On October 10 and 11, as darkness fell, this film and three others were shown in St. Paul, Minnesota. Larger than life is an understatement. Hearing the words of my poem boom through huge speakers like an important announcement was humbling. I knew it would be big but I wasn’t prepared to feel so dwarfed by the experience.

I was taken into the film. It encompassed me. I was light and color, spinning, riding, yearning, doomed, and then, slowly, lowered down into the earth. It was a very close encounter.

The film, “Carousel,” was exactly what I had in mind — and more so. I think it helped me peek around the corners of my poem, and under the floorboards, to see further interpretations. Poetry is all about communication and my messages were successfully conveyed. For me, the additional images, sounds and emotions inserted by the film makers are multicolored icing on a sumptuous cake.

Before this experience, I thought of public art as something nice that is just there. I never gave much thought to the interactive qualities of it. During “Carousel,” children danced and tumbled on the grass with the music. People walking by gave double-takes before stopping and gazing up at the building. Some shrugged and kept on walking but most seemed mesmerized and watched the whole thing. Seeing so many people seeing my poem, I was struck at how far-reaching and powerful this art form can be.
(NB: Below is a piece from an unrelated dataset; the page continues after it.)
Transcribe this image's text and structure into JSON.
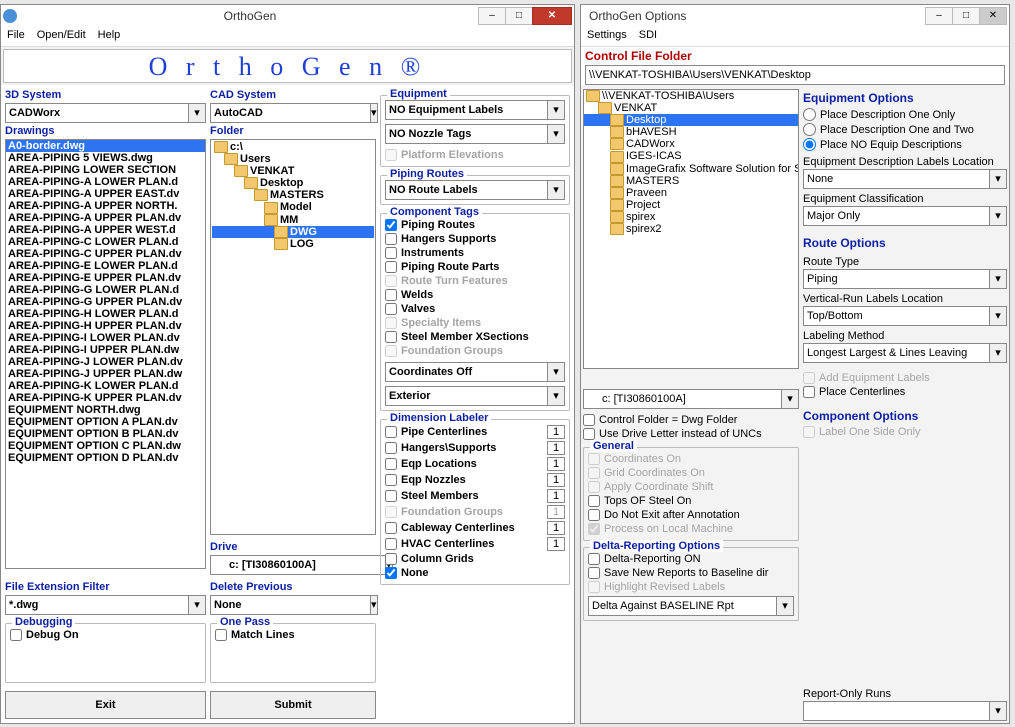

As Todd Boss, founder of Motionpoems, has been known to say, It’s putting poetry right in people’s faces where they can’t ignore it. Don’t you think the world would be a better, kinder place if everyone appreciated and wrote poetry? The next time you come upon public art, think about who might be influenced by it. Then start writing your story or poem on the possibilities of public art.